Dorchester will soon be feeling the benefits of a new revolutionary pay on exit parking system.
Traders in the town were informed on progress of the planned pilot scheme for the Wollaston Field car park in the town centre amid a host of positive updates at an open meeting of the Dorchester Bid (Business Improvement District).
Project director Phil Gordon said that the Bid had been working with West Dorset District Council to see the scheme, which will be the first of its kind in the country, implemented.
It will use number plate recognition and enable motorists to set up an account so they do not even need to go to a machine to pay for their parking.
Mr Gordon said: “This is a true high-tech solution.
“It will be a first for Dorchester when it comes on line.”
He said the equipment had been secured and it was hoped the scheme would be up and running soon.
Mr Gordon added that when it was fully operational it could also be used by businesses running promotions.

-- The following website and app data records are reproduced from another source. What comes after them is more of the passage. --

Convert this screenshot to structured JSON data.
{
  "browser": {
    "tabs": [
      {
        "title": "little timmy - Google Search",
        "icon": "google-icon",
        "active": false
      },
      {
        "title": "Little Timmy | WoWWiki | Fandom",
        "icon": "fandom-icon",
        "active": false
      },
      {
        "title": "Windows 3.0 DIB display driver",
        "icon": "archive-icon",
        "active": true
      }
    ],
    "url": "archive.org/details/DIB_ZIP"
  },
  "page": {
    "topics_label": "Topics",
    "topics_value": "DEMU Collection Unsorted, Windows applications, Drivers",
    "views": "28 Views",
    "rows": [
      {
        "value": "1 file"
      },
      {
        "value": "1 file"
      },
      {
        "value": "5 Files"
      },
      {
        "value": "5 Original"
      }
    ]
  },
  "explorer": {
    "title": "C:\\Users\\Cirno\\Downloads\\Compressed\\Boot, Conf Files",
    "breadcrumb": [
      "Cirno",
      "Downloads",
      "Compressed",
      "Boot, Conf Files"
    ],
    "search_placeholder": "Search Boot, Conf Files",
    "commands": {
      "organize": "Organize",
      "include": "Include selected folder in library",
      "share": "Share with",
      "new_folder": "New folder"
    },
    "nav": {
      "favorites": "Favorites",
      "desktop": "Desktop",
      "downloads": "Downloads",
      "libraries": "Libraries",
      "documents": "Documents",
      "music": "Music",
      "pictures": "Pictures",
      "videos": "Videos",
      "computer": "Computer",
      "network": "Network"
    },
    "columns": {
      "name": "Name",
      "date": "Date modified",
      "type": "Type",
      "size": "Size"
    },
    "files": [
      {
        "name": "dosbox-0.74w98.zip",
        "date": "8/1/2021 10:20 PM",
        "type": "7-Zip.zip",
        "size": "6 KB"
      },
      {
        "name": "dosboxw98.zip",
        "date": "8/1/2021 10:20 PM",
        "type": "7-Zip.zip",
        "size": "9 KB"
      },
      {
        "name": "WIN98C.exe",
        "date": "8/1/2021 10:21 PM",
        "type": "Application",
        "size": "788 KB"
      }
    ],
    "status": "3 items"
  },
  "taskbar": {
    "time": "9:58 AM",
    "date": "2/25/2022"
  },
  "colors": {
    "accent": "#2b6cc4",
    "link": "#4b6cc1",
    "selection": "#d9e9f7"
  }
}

Other positive updates at the meeting included the Bid’s recycling and training initiatives while Mr Gordon added he was also confident of reaching an agreement with the Ministry of Justice for the temporary use of the old Dorchester Prison car park.
He said if an agreement is reached it will be used by workers in the town during the day and residents after 6pm, bringing 50 to 60 parking spaces to the town centre.
Mr Gordon, who had enlisted the support of West Dorset MP Oliver Letwin in his efforts, said: “The idea is to get the prison car park back into use.”
Mr Gordon said the Bid was also looking to run another summer competition, this time based on summer sports, and was developing a series of Dorset Dialect Trails around the town using words from William Barnes.
The meeting also offered an opportunity for the board and levy payers to welcome new chair Mike Reed and Sian Merriott, while paying tribute to John Fiori.
Mr Fiori had stood in as interim chair following the sad death of chairman Peter Legg last year.
Mr Gordon said: “Can I add a personal thanks to John, who stepped in as chair at an extremely difficult time.”